load "$NCARG_ROOT/lib/ncarg/nclscripts/csm/gsn_code.ncl"

; Create workstation.
  wks = gsn_open_wks("ncgm","add_primitive")

; Create a data object.
  npts = 500
  x    = fspan(0,npts-1,npts)
  y    = 500.+ 0.9 * x * sin(0.031415926535898*x)

  xyres = True
  xyres@gsnMaximize = True
  xy = gsn_y(wks,y,xyres)

; Create data for primitives.
  plx = x
  ply = 500. + 0.5 * x * sin(0.031415926535898*x)
  pgx = (/ 100., 200., 200., 100., 100. /)
  pgy = (/ 200., 200., 300., 300., 200. /)
  pmx = (/ 200., 150., 200., 250. /)
  pmy = (/ 900., 800., 700., 800. /)

; Set up three separate resource lists, although we could have 
; used the same one here.
  pmres                  = True
  plres                  = True
  pgres                  = True
  plres@gsLineColor      = "orange"
  plres@gsLineThicknessF = 2.0
  pgres@gsFillColor      = "Navy"
  pmres@gsMarkerIndex    = 12
  pmres@gsMarkerSizeF    = 0.02
  pmres@gsMarkerColor    = "yellow"

; Make sure each variable name is unique.
  dum1 = gsn_add_polyline  (wks, xy, plx, ply, plres)
  dum2 = gsn_add_polygon   (wks, xy, pgx, pgy, pgres)
  dum3 = gsn_add_polymarker(wks, xy, pmx, pmy, pmres)


; Resize the plot and draw in the middle of the frame, and
; see how the primitives automatically get adjusted as well.
  setvalues xy
    "vpXF"        : 0.3
    "vpYF"        : 0.7
    "vpWidthF"    : 0.4
    "vpHeightF"   : 0.4
  end setvalues


Example 2

[This example will only work for any version of NCL later than V5.1.1.]

Try uncommenting the setting of the tfPolyDrawOrder resource below, and watch how this changes the order of when the yellow box is drawn with respect to the map outlines, map fill, and contour lines.

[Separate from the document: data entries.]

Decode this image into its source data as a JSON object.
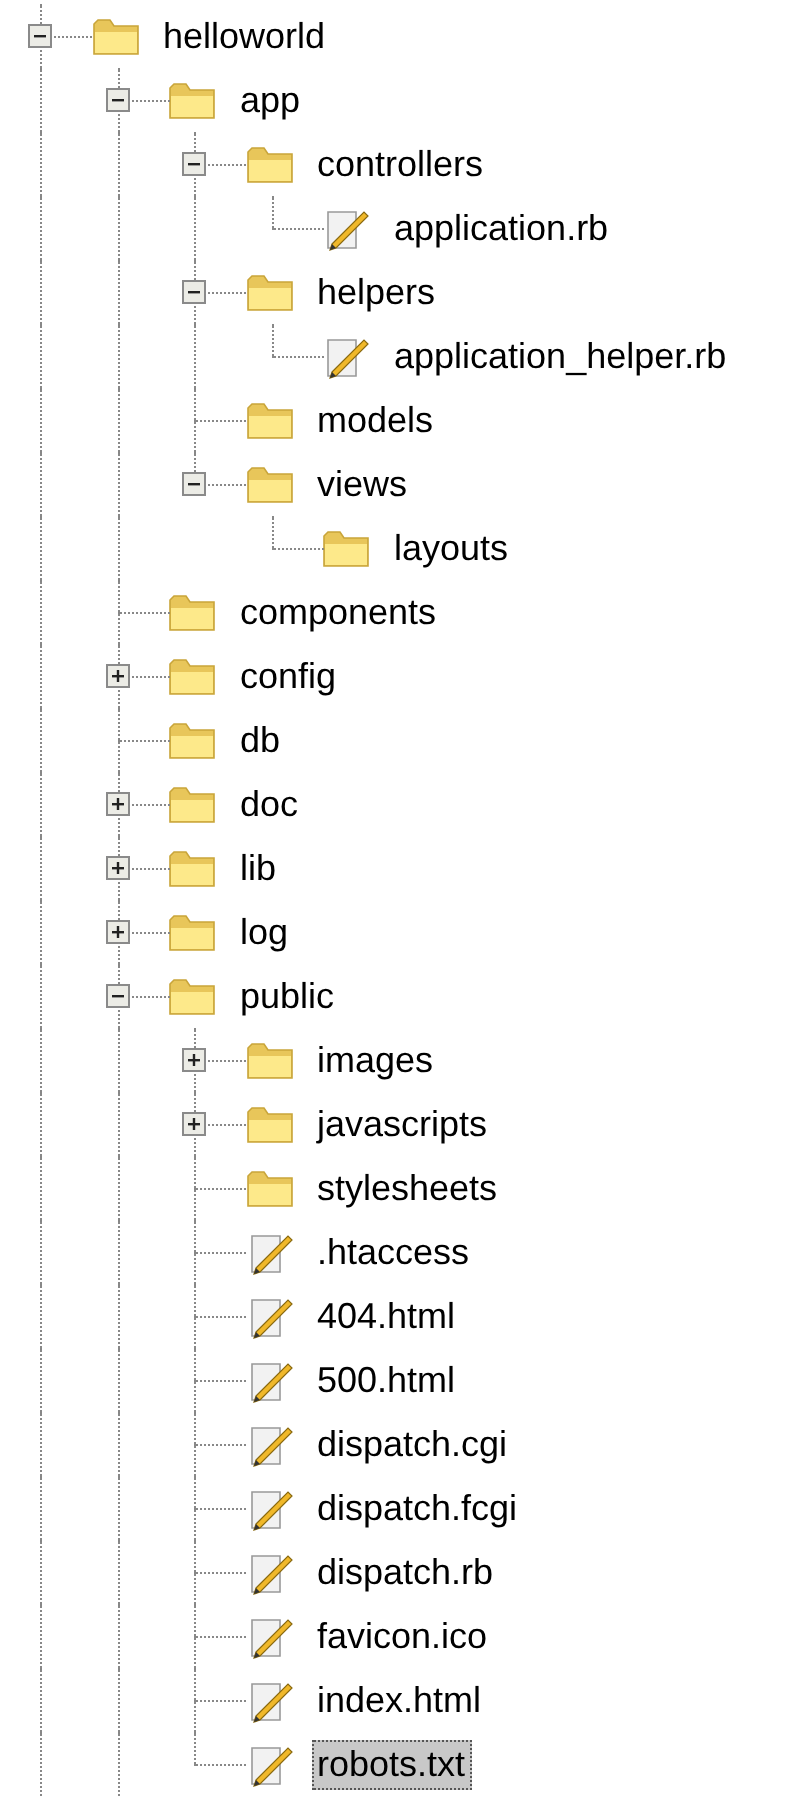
{
  "tree": {
    "continues": true,
    "items": [
      {
        "kind": "folder",
        "label": "helloworld",
        "expanded": true,
        "selected": false,
        "children_continue": true,
        "children": [
          {
            "kind": "folder",
            "label": "app",
            "expanded": true,
            "selected": false,
            "children": [
              {
                "kind": "folder",
                "label": "controllers",
                "expanded": true,
                "selected": false,
                "children": [
                  {
                    "kind": "file",
                    "label": "application.rb",
                    "selected": false
                  }
                ]
              },
              {
                "kind": "folder",
                "label": "helpers",
                "expanded": true,
                "selected": false,
                "children": [
                  {
                    "kind": "file",
                    "label": "application_helper.rb",
                    "selected": false
                  }
                ]
              },
              {
                "kind": "folder",
                "label": "models",
                "selected": false
              },
              {
                "kind": "folder",
                "label": "views",
                "expanded": true,
                "selected": false,
                "children": [
                  {
                    "kind": "folder",
                    "label": "layouts",
                    "selected": false
                  }
                ]
              }
            ]
          },
          {
            "kind": "folder",
            "label": "components",
            "selected": false
          },
          {
            "kind": "folder",
            "label": "config",
            "expanded": false,
            "selected": false
          },
          {
            "kind": "folder",
            "label": "db",
            "selected": false
          },
          {
            "kind": "folder",
            "label": "doc",
            "expanded": false,
            "selected": false
          },
          {
            "kind": "folder",
            "label": "lib",
            "expanded": false,
            "selected": false
          },
          {
            "kind": "folder",
            "label": "log",
            "expanded": false,
            "selected": false
          },
          {
            "kind": "folder",
            "label": "public",
            "expanded": true,
            "selected": false,
            "children": [
              {
                "kind": "folder",
                "label": "images",
                "expanded": false,
                "selected": false
              },
              {
                "kind": "folder",
                "label": "javascripts",
                "expanded": false,
                "selected": false
              },
              {
                "kind": "folder",
                "label": "stylesheets",
                "selected": false
              },
              {
                "kind": "file",
                "label": ".htaccess",
                "selected": false
              },
              {
                "kind": "file",
                "label": "404.html",
                "selected": false
              },
              {
                "kind": "file",
                "label": "500.html",
                "selected": false
              },
              {
                "kind": "file",
                "label": "dispatch.cgi",
                "selected": false
              },
              {
                "kind": "file",
                "label": "dispatch.fcgi",
                "selected": false
              },
              {
                "kind": "file",
                "label": "dispatch.rb",
                "selected": false
              },
              {
                "kind": "file",
                "label": "favicon.ico",
                "selected": false
              },
              {
                "kind": "file",
                "label": "index.html",
                "selected": false
              },
              {
                "kind": "file",
                "label": "robots.txt",
                "selected": true
              }
            ]
          }
        ]
      }
    ]
  }
}
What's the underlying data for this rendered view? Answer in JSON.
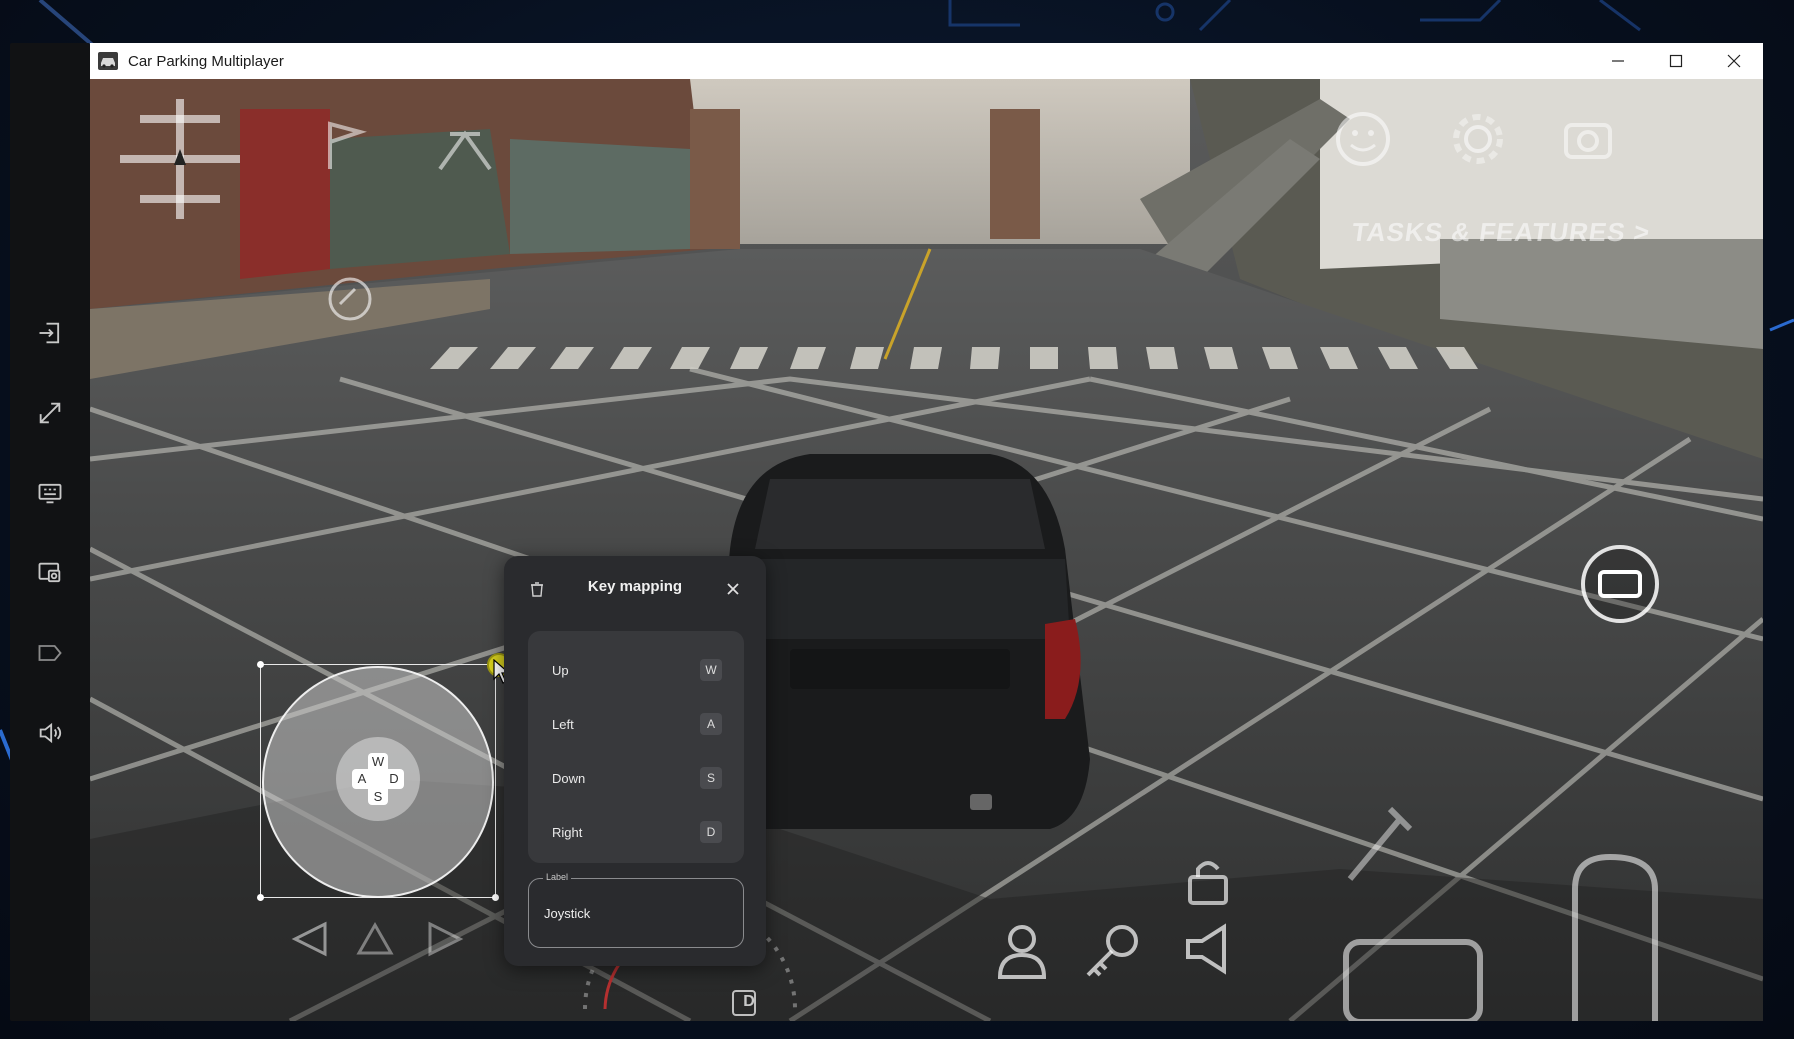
{
  "window": {
    "title": "Car Parking Multiplayer",
    "minimize_icon": "minimize-icon",
    "maximize_icon": "maximize-icon",
    "close_icon": "close-icon"
  },
  "side_toolbar": {
    "items": [
      {
        "icon": "sign-in-icon"
      },
      {
        "icon": "expand-icon"
      },
      {
        "icon": "keyboard-mapping-icon"
      },
      {
        "icon": "screenshot-icon"
      },
      {
        "icon": "label-icon"
      },
      {
        "icon": "volume-icon"
      }
    ]
  },
  "hud": {
    "tasks_text": "TASKS & FEATURES >",
    "gear_indicator": "D"
  },
  "joystick": {
    "keys": {
      "up": "W",
      "left": "A",
      "down": "S",
      "right": "D"
    }
  },
  "key_mapping": {
    "title": "Key mapping",
    "rows": [
      {
        "label": "Up",
        "key": "W"
      },
      {
        "label": "Left",
        "key": "A"
      },
      {
        "label": "Down",
        "key": "S"
      },
      {
        "label": "Right",
        "key": "D"
      }
    ],
    "label_field": {
      "legend": "Label",
      "value": "Joystick"
    }
  },
  "colors": {
    "panel_bg": "#2a2b2e",
    "resize_knob": "#d6cf1e",
    "toolbar_bg": "#111214"
  }
}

You can also play with the cnLineDrawOrder and mpOutlineDrawOrder resources to further control the draw order of individual plot elements.

load "$NCARG_ROOT/lib/ncarg/nclscripts/csm/gsn_code.ncl"
load "$NCARG_ROOT/lib/ncarg/nclscripts/csm/gsn_csm.ncl"

; Open a netCDF file and read some data.
  a   = addfile("$NCARG_ROOT/lib/ncarg/data/cdf/meccatemp.cdf","r")
  t   = a->t(0,:,:)                     ; Read first time step

  wks = gsn_open_wks("x11","draw_order")

  res                      = True

  res@gsnDraw              = False
  res@gsnFrame             = False

  res@gsnMaximize          = True  
  res@gsnAddCyclic          = False   ; Don't add longitude cyclic pt.

  res@mpOutlineOn          = True

;  res@cnLineDrawOrder      = "Draw"  ; These resources can be one of 
;  res@cnFillDrawOrder       = "Draw"  ; "PreDraw", "Draw" or "PostDraw".
;  res@mpOutlineDrawOrder   = "Draw"
;  res@mpFillDrawOrder      = "PreDraw"

  plot = gsn_csm_contour_map(wks,t,res)

  gres                 = True
  gres@gsFillColor     = "yellow"
;  gres@tfPolyDrawOrder = "Draw"  ; this can be used for polylines, polymarkers, or polygons

  lat = (/-25,  35, 35, -25, -25/)
  lon = (/-45, -45,  5,   5, -45/)
  dum = gsn_add_polygon(wks,plot,lon,lat,gres)